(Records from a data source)
━━━━━━━━━━━━━━━━━━━━

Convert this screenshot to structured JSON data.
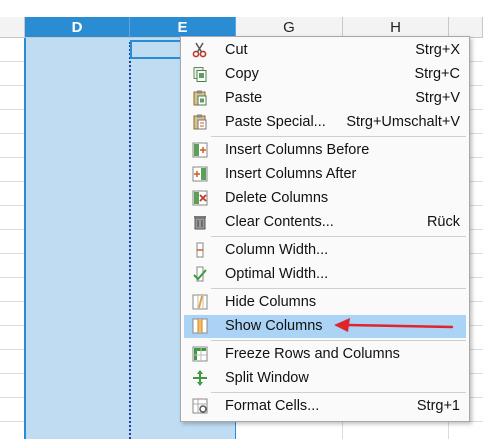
{
  "columns": {
    "D": "D",
    "E": "E",
    "G": "G",
    "H": "H"
  },
  "context_menu": {
    "items": [
      {
        "label": "Cut",
        "shortcut": "Strg+X",
        "icon": "scissors-icon"
      },
      {
        "label": "Copy",
        "shortcut": "Strg+C",
        "icon": "copy-icon"
      },
      {
        "label": "Paste",
        "shortcut": "Strg+V",
        "icon": "paste-icon"
      },
      {
        "label": "Paste Special...",
        "shortcut": "Strg+Umschalt+V",
        "icon": "paste-special-icon"
      },
      {
        "label": "Insert Columns Before",
        "shortcut": "",
        "icon": "insert-columns-before-icon"
      },
      {
        "label": "Insert Columns After",
        "shortcut": "",
        "icon": "insert-columns-after-icon"
      },
      {
        "label": "Delete Columns",
        "shortcut": "",
        "icon": "delete-columns-icon"
      },
      {
        "label": "Clear Contents...",
        "shortcut": "Rück",
        "icon": "trash-icon"
      },
      {
        "label": "Column Width...",
        "shortcut": "",
        "icon": "column-width-icon"
      },
      {
        "label": "Optimal Width...",
        "shortcut": "",
        "icon": "optimal-width-icon"
      },
      {
        "label": "Hide Columns",
        "shortcut": "",
        "icon": "hide-columns-icon"
      },
      {
        "label": "Show Columns",
        "shortcut": "",
        "icon": "show-columns-icon"
      },
      {
        "label": "Freeze Rows and Columns",
        "shortcut": "",
        "icon": "freeze-icon"
      },
      {
        "label": "Split Window",
        "shortcut": "",
        "icon": "split-window-icon"
      },
      {
        "label": "Format Cells...",
        "shortcut": "Strg+1",
        "icon": "format-cells-icon"
      }
    ],
    "highlighted_item": "Show Columns"
  },
  "colors": {
    "selection": "#bfdcf3",
    "header_selected": "#2a8dd4",
    "menu_highlight": "#abd3f6",
    "annotation_arrow": "#e0242b"
  }
}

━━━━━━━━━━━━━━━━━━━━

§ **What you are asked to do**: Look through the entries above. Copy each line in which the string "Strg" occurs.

§ **Task output**:
        "shortcut": "Strg+X",
        "shortcut": "Strg+C",
        "shortcut": "Strg+V",
        "shortcut": "Strg+Umschalt+V",
        "shortcut": "Strg+1",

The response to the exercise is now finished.